Liberty Global is poised to make a bid to pre-empt a possible flotation of Ziggo, the largest Dutch cable operator, the chief strategy officer of the acquisitive US-based cable company said on Friday, reports the Financial Times.
On Friday Reuters reported Ziggo owners, private equity firms Cinven and Warburg Pincus, had hired STJ Advisors to prepare for a floatation of Ziggo, that could value the biggest Dutch cable operator at around €7 billion.
Shane O’Neill, chief strategy officer of Liberty Global, told the FT: “We have a track record of not being put off by the prospects of an IPO. It never bothers us. These guys are motivated by money and if you show up with a more attractive bid, they will go for you.”
At the moment, Liberty Global is on a buying spree in Europe. The company acquired German’s Unitymedia and more recently Kabel BW. For some time, Liberty has also set its sights on Holland’s Ziggo, but it remains doubtful if regulators will okay the purchase. Liberty Global already owns UPC Nederland, the country’s second largest operator.
However, O’Neill believes that Dutch regulators would not obstruct the formation of a monopoly if his company decided to bid. “It is the situation that exists in the UK, in France and in Spain,” he said to the FT.
Only last month O’Neill told the Cable Congress in Lucerne that Ziggo would be “great synergistic fit” for Liberty Global, before emphasising there were no talks in progress.
It is our take that the situation in The Netherlands can not be compared to that in the three countries mentioned by O’Neill, as cable is still the main means of distribution for TV channels with around 70% of all homes subscribing to cable. In the UK, in France and in Spain this percentage is significantly lower with satellite, IPTV and DTT also taking large shares of the market.

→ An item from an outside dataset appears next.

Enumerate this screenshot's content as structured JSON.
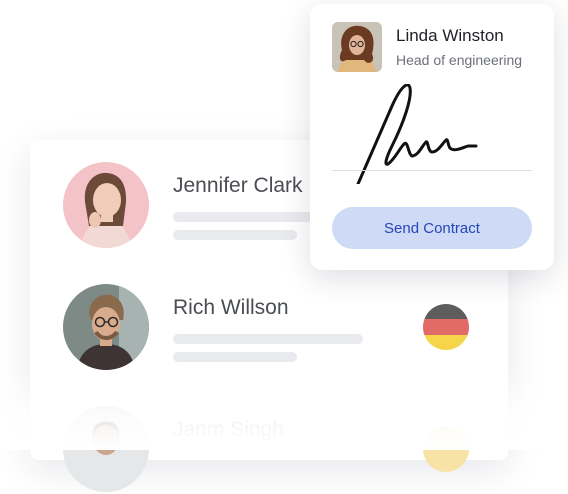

Should the Dutch regulators okay the acquisition of Ziggo by Liberty Global, they will very likely attach a number of conditions to such a purchase, which could include third-party access to the cable networks. However, earlier attempts to “open up” the cable networks in the country have failed. Dutch telecoms regulator OPTA is now in the process of producing a new TV market analysis.